The definitions are not up for grabs. Words need to be considered in context, and the meanings are pretty clear. "Majority" = most of the park-goers. "Useable" = the benches are meant to be used for sitting/resting/watching people playing and cooling off in the sprinklers.

I don't even understand what you're talking about when you say that I'm frightened. Not that I haven't been frightened in my life, but despite being shy in some life situations, it hasn't affected my discussions and questioning of people in my neighborhood. Saying I'm frightened to talk to people in my neighborhood is actually pretty funny. So, thanks for that!

There is public accomodation: Owl's Head has a skate park.

dividend said...

Once again, how did you decide that "majority" means "most of the park goers?" That's not speaking for yourself, unless you are the only person who uses the park. You cannot and will not speak for what you imagine to be a "majority" or "most of the park-goers." If you intend to be only speaking for yourself, then you need to use "I," not "majority," the letter necessarily referring to everyone in your thoroughly unsubstantiated, "wanting" estimation.

Might I add that what you're "wanting" is the controlled environment of a back yard, not a park.

It is the behavior and attitude of folks like you in the park that I (notice the use of the "I") find despicable, ruffian, divisive, and nasty. How would you feel if I decided to proclaim that "the majority of park-goers" want folks exhibiting your behavior to move to Plainview, Long Island?

You are slowly being dragged, kicking and screaming, from your 2005-era gentrification fantasy bubble. I, for one, am happy to see this lovely neighborhood and park moving closer again to real, vibrant, Brooklyn life.

Anonymous said...

@ dividend:

Since you're taking BVIB to task for her supposed presumption in speaking for someone other than herself, might I inquire how it is that you presume to speak for whoever has vandalized the sprinkler-area benches? You do so by saying this:

"Regarding skateboarders-- if they are misusing public items, they are doing so because of lack of other resources in the area. I absolutely guarantee you they will continue to do this here, or somewhere close by, unless some sort of special public accomodation (sic) is made."

Really? You "absolutely guarantee" this? Seems rather rash for someone who puts on the air of verbal exactitude. Does your claim mean that you are one of the skateboarders, and know each and every one of their minds as well as you know your own?

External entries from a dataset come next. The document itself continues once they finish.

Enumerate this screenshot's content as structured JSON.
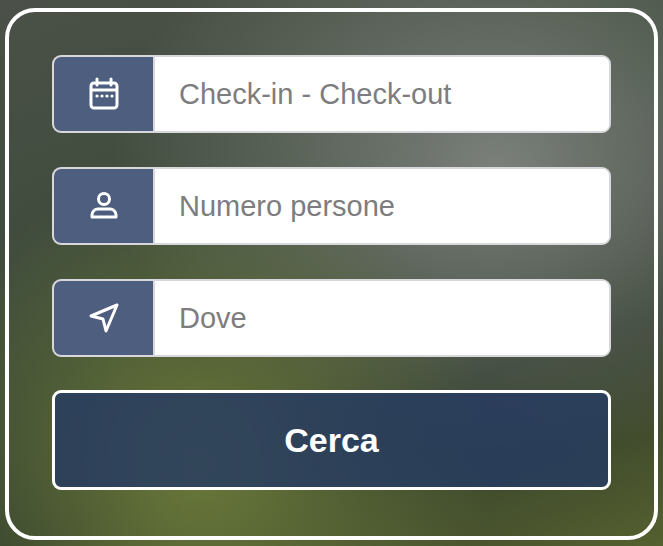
{
  "fields": [
    {
      "kind": "dates",
      "placeholder": "Check-in - Check-out"
    },
    {
      "kind": "guests",
      "placeholder": "Numero persone"
    },
    {
      "kind": "location",
      "placeholder": "Dove"
    }
  ],
  "search_button": {
    "label": "Cerca"
  }
}
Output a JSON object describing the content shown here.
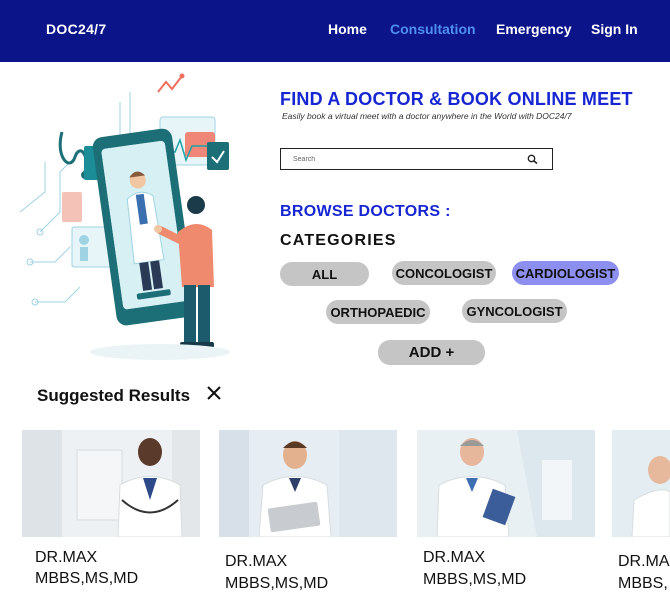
{
  "nav": {
    "brand": "DOC24/7",
    "links": [
      "Home",
      "Consultation",
      "Emergency",
      "Sign In"
    ],
    "active": "Consultation"
  },
  "hero": {
    "title": "FIND A DOCTOR & BOOK ONLINE MEET",
    "subtitle": "Easily book a virtual meet with a doctor anywhere in the World with DOC24/7"
  },
  "search": {
    "placeholder": "Search"
  },
  "browse": {
    "heading": "BROWSE DOCTORS :",
    "categories_heading": "CATEGORIES",
    "categories": [
      "ALL",
      "CONCOLOGIST",
      "CARDIOLOGIST",
      "ORTHOPAEDIC",
      "GYNCOLOGIST"
    ],
    "selected": "CARDIOLOGIST",
    "add_label": "ADD +"
  },
  "suggested": {
    "title": "Suggested Results",
    "cards": [
      {
        "name": "DR.MAX",
        "degree": "MBBS,MS,MD"
      },
      {
        "name": "DR.MAX",
        "degree": "MBBS,MS,MD"
      },
      {
        "name": "DR.MAX",
        "degree": "MBBS,MS,MD"
      },
      {
        "name": "DR.MA",
        "degree": "MBBS,"
      }
    ]
  },
  "colors": {
    "nav_bg": "#0b1489",
    "accent_blue": "#1626d2",
    "active_link": "#4f8ff0",
    "chip_bg": "#c5c5c5",
    "chip_selected": "#8d8ff0"
  }
}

And are you absolutely sure about your assertion that "if they are misusing public items," it must be "because of lack of other resources in the area"? Mightn't it be simply because they like busting stuff up? Or any number of other reasons?

And since you seem so fond of pinning down others on distinctions and definitions, perhaps you could tell us whether or not you accept that the primary definition of a bench is "a long seat for several persons", and whether you also accept that the removal and destruction of the benches around the sprinkler area necessarily means that people who previously were able to sit down in that area are now unable to do so. Finally, will you grant that it's likely that the number of people who have used and would continue to use those benches in the manner for which they were built (i.e., as seats) far exceeds the number of people who destroyed them? If you won't concede this last point, then you clearly don't visit the park very often.

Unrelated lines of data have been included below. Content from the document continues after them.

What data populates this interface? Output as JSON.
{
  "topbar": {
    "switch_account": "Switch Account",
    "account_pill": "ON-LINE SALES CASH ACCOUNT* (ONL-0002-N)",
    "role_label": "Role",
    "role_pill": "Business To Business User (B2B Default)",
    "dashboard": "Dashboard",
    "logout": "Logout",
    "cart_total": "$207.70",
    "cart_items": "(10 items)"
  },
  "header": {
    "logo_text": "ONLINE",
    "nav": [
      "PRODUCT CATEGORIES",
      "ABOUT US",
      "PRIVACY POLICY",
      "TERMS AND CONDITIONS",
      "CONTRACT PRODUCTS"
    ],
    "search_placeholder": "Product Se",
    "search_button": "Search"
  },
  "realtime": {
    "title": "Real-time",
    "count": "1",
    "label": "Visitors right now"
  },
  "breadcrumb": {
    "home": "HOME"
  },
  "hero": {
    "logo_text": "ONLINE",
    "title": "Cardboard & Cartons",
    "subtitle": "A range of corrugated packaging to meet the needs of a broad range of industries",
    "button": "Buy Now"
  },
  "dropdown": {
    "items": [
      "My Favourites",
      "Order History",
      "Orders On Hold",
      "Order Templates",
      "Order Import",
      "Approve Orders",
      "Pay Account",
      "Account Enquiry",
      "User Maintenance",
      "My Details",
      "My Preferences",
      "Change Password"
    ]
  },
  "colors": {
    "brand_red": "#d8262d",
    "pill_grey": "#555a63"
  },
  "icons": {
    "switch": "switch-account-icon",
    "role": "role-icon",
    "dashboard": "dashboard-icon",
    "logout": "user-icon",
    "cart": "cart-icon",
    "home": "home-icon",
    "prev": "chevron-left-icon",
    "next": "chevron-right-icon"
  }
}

If you *do* concede these three points, then I don't see how you can make much lemonade out of this particular lemon. Seems pretty much axiomatic that the few (of a very limited demographic, I might add) have imposed their will on the many (of several different ethnicities, ages, and backgrounds) via an illegal act performed on public property.

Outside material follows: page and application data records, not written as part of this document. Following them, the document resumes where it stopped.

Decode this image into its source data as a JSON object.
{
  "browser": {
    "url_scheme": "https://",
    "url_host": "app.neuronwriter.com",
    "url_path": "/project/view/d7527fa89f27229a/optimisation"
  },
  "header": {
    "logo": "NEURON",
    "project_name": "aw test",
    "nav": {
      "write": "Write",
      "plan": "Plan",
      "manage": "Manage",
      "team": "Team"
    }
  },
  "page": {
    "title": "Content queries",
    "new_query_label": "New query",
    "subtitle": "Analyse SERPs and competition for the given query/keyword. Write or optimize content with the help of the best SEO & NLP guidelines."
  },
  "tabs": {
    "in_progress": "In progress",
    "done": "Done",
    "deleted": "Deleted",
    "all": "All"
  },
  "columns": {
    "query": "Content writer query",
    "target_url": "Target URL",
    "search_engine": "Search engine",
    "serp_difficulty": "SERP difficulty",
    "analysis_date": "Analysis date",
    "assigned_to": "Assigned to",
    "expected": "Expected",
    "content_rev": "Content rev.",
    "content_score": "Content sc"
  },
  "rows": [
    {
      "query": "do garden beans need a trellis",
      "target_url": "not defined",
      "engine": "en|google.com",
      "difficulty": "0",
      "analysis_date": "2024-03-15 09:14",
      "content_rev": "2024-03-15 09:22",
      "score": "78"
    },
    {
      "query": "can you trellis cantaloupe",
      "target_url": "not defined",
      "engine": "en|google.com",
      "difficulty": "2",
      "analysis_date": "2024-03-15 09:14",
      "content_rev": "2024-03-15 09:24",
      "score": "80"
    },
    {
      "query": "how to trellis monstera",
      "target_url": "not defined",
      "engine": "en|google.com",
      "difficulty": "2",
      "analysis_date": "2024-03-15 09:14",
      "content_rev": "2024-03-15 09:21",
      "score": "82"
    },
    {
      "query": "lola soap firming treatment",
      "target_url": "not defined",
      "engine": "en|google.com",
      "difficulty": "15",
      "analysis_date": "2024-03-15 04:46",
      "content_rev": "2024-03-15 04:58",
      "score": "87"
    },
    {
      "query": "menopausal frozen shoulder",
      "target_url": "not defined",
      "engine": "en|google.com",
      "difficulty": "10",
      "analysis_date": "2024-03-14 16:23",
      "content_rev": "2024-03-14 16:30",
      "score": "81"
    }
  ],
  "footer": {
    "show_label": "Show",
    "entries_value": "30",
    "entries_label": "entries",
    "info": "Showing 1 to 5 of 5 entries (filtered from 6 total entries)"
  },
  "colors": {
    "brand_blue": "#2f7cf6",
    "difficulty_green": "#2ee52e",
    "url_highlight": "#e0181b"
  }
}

Your attempt to link BVIB to a type ("folks like you") that you clearly despise and to attribute "behavior" to her that you characterize as "despicable, ruffian, divisive, and nasty" would be offensive if it weren't so laughably off base. She appreciates this "lovely neighborhood" for what it is, not because she wants to transform it into a "gentrification fantasy", or any other fantasy, for that matter.